Exercise instructions:
From the listing below, copy each line that contains the word "Selection".

Entries shown:

=== Begin Enclosure ===

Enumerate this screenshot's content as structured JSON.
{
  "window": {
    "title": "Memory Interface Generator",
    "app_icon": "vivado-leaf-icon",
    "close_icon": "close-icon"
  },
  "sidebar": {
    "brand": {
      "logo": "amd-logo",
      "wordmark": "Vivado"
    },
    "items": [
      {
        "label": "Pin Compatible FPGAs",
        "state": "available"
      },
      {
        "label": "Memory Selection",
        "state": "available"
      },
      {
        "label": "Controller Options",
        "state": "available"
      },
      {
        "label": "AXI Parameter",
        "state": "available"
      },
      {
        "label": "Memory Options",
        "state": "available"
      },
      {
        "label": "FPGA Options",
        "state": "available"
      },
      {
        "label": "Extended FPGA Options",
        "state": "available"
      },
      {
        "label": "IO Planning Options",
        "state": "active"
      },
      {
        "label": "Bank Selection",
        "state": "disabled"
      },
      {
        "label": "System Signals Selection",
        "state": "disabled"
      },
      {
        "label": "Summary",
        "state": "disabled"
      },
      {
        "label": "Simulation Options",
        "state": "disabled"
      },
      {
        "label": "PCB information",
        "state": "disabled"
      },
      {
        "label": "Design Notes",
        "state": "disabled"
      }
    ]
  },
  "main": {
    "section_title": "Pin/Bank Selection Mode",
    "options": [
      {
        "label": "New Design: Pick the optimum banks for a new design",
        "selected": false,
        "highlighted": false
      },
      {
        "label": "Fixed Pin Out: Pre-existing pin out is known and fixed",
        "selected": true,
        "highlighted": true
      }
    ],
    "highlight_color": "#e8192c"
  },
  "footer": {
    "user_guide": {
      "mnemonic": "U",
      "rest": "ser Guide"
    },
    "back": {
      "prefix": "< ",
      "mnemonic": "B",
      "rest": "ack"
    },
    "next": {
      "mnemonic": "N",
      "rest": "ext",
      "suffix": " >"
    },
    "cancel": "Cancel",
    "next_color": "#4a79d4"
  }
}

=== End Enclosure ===

The answer:
        "label": "Memory Selection",
        "label": "Bank Selection",
        "label": "System Signals Selection",
    "section_title": "Pin/Bank Selection Mode",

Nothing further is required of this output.